**Work instruction:** Output all of the lines below exactly, and leave out each image.

Segment Start: Records provided

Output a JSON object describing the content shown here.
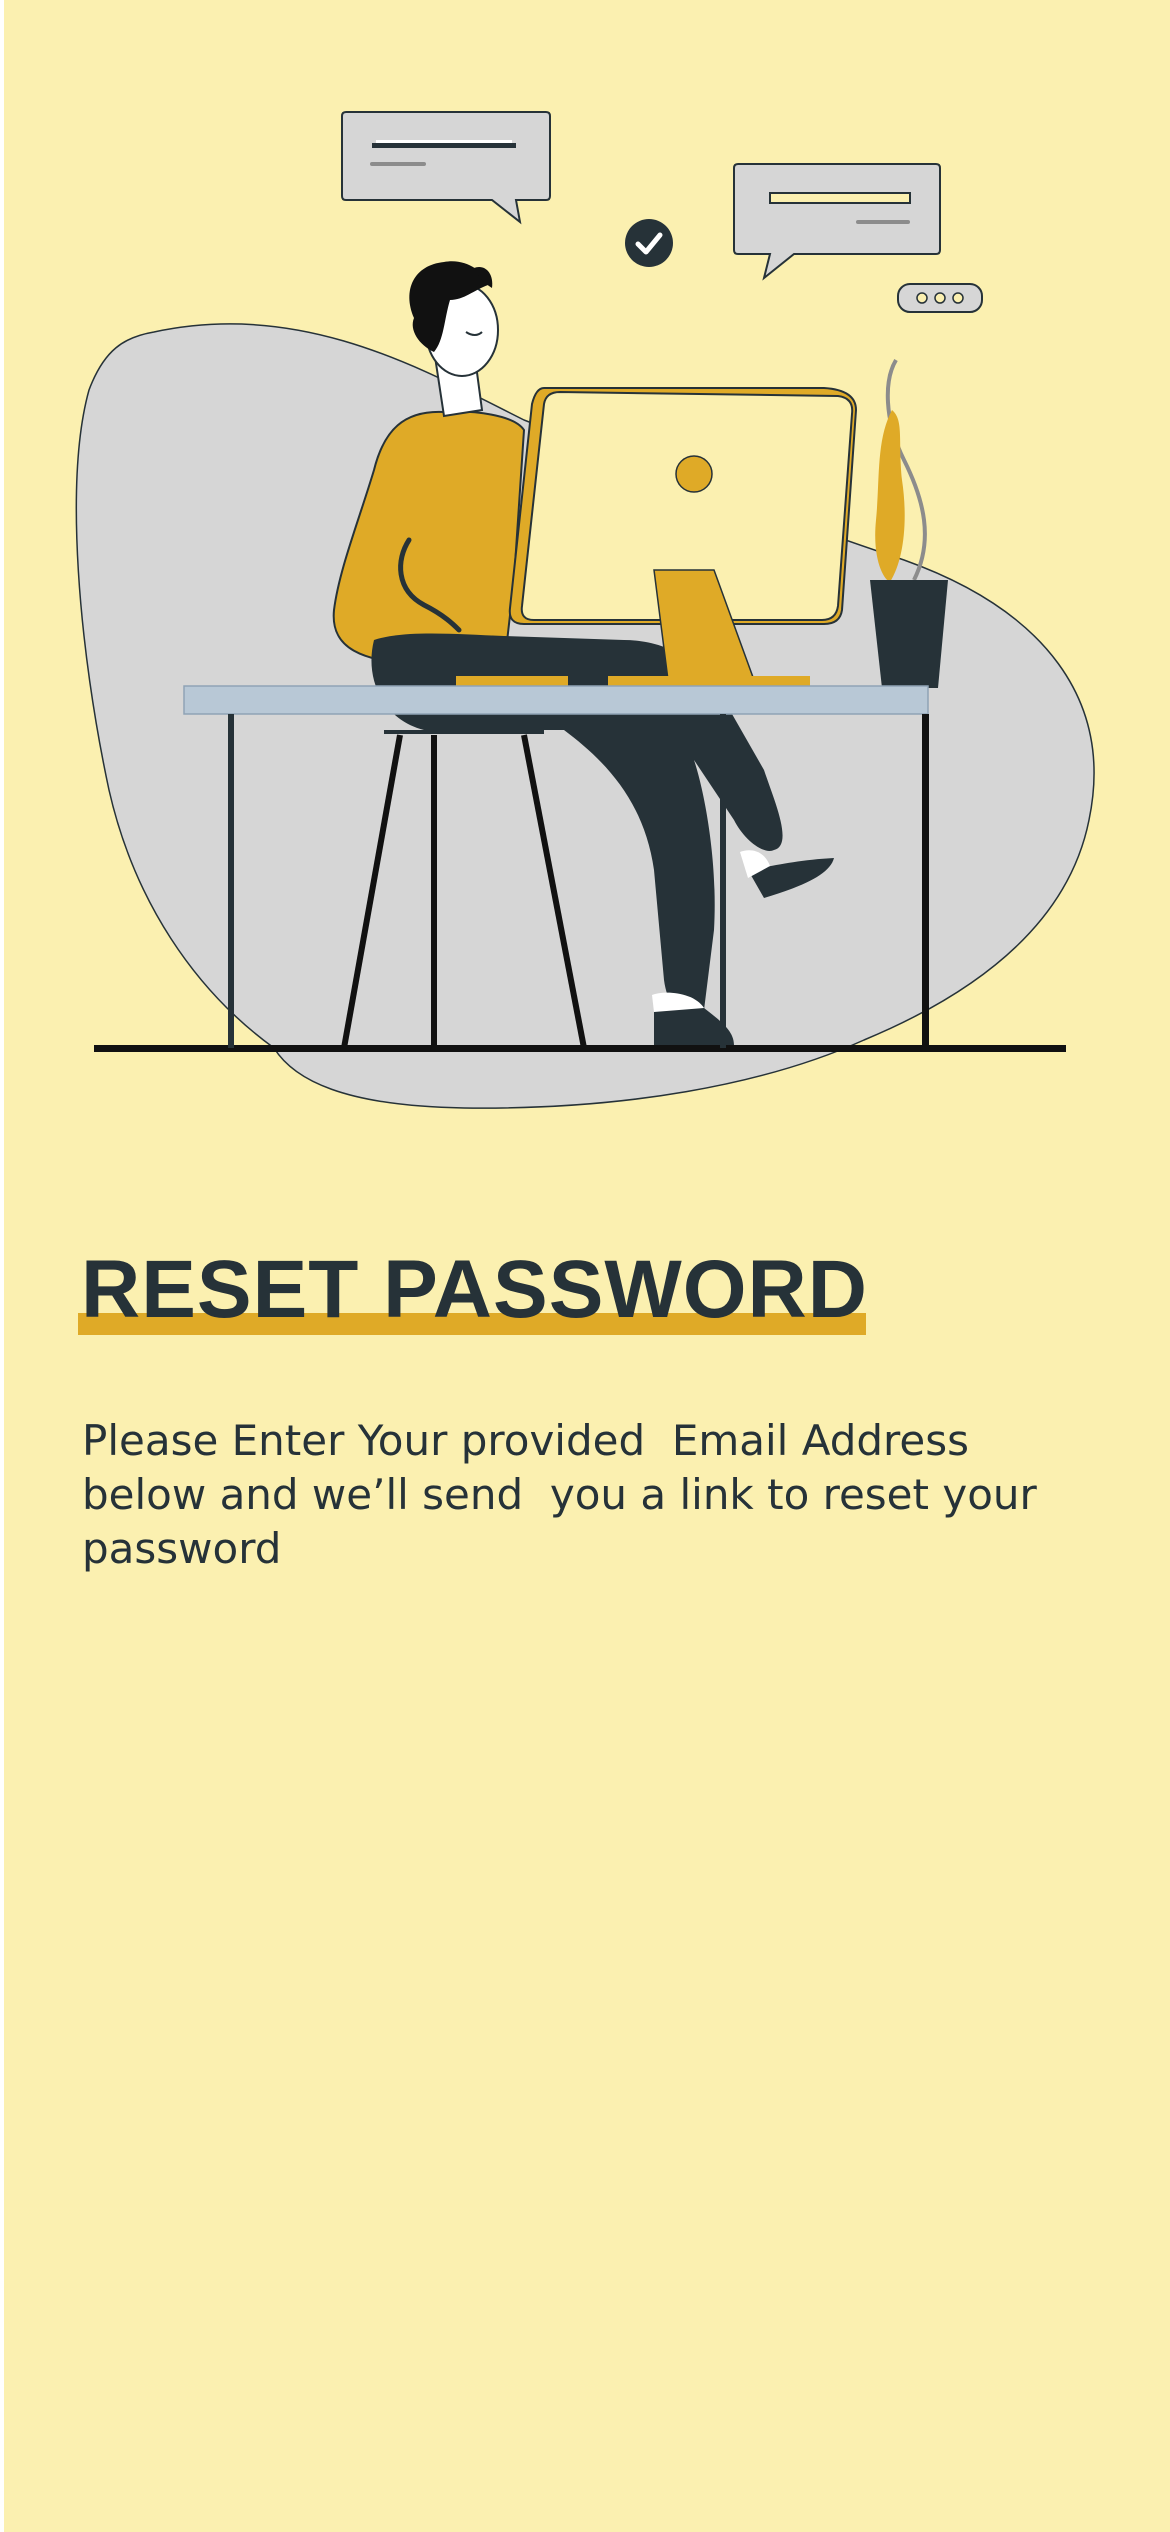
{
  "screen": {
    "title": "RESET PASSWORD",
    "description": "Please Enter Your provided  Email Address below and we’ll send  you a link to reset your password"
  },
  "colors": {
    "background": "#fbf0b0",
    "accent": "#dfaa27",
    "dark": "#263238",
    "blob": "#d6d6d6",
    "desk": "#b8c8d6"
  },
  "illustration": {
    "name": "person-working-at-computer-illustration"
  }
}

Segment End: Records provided

**Response to the task:**
Output a JSON object describing the content shown here.
{
  "screen": {
    "title": "RESET PASSWORD",
    "description": "Please Enter Your provided  Email Address below and we’ll send  you a link to reset your password"
  },
  "colors": {
    "background": "#fbf0b0",
    "accent": "#dfaa27",
    "dark": "#263238",
    "blob": "#d6d6d6",
    "desk": "#b8c8d6"
  },
  "illustration": {
    "name": "person-working-at-computer-illustration"
  }
}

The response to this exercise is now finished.